ACTIVITY:
Whenever a line in the records below contains "price", pick it out.

- - - - - - -

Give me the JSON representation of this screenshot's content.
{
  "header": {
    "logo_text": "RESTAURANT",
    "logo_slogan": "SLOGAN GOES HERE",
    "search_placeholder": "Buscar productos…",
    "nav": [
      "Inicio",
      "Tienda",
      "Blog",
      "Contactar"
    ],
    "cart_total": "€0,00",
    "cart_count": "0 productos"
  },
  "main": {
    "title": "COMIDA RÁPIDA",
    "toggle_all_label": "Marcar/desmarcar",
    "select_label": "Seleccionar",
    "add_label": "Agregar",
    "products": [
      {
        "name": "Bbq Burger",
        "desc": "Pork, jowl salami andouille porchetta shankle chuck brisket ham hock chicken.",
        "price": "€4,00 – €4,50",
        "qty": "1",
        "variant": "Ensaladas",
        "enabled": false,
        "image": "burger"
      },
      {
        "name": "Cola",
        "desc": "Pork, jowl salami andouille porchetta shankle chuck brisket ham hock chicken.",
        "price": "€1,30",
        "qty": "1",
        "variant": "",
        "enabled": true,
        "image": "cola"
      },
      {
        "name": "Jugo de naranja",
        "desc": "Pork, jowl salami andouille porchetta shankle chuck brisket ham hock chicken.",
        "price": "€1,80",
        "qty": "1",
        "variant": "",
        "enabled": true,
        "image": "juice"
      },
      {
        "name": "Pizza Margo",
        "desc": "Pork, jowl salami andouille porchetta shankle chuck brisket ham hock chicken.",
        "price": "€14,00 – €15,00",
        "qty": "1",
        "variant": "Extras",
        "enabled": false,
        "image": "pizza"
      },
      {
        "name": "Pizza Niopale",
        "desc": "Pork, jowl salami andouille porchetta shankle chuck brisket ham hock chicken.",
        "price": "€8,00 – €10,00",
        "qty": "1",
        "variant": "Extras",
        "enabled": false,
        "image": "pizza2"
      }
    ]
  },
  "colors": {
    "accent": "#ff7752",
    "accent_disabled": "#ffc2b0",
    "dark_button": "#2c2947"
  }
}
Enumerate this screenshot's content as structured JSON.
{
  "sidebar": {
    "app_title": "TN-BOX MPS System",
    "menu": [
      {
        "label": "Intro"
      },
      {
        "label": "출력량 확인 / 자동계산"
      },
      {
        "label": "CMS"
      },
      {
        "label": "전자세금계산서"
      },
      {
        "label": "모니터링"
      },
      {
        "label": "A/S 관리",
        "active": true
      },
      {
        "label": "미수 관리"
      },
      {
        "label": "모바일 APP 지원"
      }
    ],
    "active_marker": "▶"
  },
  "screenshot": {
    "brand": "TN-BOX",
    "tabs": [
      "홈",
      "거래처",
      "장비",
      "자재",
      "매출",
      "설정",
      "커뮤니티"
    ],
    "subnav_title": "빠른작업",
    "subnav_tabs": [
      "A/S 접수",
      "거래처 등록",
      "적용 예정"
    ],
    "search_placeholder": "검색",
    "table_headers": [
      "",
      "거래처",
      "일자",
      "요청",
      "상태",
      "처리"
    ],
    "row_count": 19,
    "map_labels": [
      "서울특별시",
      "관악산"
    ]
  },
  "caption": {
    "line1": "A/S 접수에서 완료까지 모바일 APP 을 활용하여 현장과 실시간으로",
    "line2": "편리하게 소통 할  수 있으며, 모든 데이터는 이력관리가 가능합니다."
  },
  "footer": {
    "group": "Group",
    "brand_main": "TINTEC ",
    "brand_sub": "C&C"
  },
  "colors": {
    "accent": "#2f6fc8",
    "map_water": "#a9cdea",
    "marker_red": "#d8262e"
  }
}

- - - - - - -

RESPONSE:
        "price": "€4,00 – €4,50",
        "price": "€1,30",
        "price": "€1,80",
        "price": "€14,00 – €15,00",
        "price": "€8,00 – €10,00",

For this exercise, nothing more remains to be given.